Reducing Treeherder’s time-to-deploy

Up until September we had been using code merges from the master branch to the production one to cause production deployments.

A merge to production would trigger few automatic steps:

  1. The code would get tested in the Travis CI (10 minutes or more)
  2. Upon success the code would be built by Heroku (few minutes)
  3. Upon success a Heroku release would happen (less than a minute)
What steps happen before new code is deployed

If a regression was to be found on production we would either `git revert` a change out of all merged changes OR use Heroku’s rollback feature to the last known working state (without using Git).

Using `git revert` to get us back into a good state would be very slow since it would take 15–20 minutes to run through Travis, a Heroku build and a Heroku release.

On the other hand, Heroku’s rollback feature would be an immediate step as it would skip steps 1 and 2. Rolling back is possible because a previous build of a commit would still be available and only the release step would be needed .

The procedural change I proposed was to use Heroku’s promotion feature (similar to Heroku’s rollback feature). This would reuse a build from the staging app with the production app.
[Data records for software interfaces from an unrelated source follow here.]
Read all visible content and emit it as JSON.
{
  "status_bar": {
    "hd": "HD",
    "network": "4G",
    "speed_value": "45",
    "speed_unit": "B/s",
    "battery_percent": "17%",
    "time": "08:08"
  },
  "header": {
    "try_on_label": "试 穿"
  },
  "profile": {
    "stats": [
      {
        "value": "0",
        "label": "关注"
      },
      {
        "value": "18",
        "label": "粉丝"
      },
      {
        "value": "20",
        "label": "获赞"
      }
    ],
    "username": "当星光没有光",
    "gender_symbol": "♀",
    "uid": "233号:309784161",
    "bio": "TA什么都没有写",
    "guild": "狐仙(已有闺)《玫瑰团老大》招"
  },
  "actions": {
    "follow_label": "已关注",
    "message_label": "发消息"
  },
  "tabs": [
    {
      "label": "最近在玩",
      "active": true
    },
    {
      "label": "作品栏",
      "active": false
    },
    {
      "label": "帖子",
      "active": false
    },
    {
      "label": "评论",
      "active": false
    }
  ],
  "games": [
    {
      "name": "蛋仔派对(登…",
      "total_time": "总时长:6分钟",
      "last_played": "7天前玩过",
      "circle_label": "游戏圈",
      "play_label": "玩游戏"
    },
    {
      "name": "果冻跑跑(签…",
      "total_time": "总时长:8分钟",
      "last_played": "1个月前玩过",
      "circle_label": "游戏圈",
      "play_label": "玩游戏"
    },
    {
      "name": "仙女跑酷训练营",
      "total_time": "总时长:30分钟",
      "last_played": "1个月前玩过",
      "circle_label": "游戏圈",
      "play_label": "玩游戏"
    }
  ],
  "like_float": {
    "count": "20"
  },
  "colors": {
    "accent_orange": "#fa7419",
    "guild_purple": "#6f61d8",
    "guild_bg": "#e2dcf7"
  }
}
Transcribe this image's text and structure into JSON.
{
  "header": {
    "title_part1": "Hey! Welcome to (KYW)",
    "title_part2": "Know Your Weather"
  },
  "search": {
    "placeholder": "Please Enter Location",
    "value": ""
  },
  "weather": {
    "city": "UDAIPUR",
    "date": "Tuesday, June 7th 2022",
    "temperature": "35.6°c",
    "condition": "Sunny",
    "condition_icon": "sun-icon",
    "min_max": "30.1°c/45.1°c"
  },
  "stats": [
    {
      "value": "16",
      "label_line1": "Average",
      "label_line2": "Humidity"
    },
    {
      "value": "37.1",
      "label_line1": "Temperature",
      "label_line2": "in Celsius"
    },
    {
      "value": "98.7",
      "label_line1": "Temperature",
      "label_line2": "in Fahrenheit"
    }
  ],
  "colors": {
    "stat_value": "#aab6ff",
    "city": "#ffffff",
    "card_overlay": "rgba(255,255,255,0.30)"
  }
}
The promotion process is a one-click button event that only executes the release step since steps 1 & 2 had already run on the staging app. Promotions would take less than a minute to be live.

This shows how a Heroku build on stage is reused for production.

This change made day to day deployments a less involved process since all deployments would take less that a minute. I’ve been quite satisfied with the change since a deployment requires less waiting around to validate a deployment.

Follower of Christ writing web fullstack & automation solutions for Mozilla

Follower of Christ writing web fullstack & automation solutions for Mozilla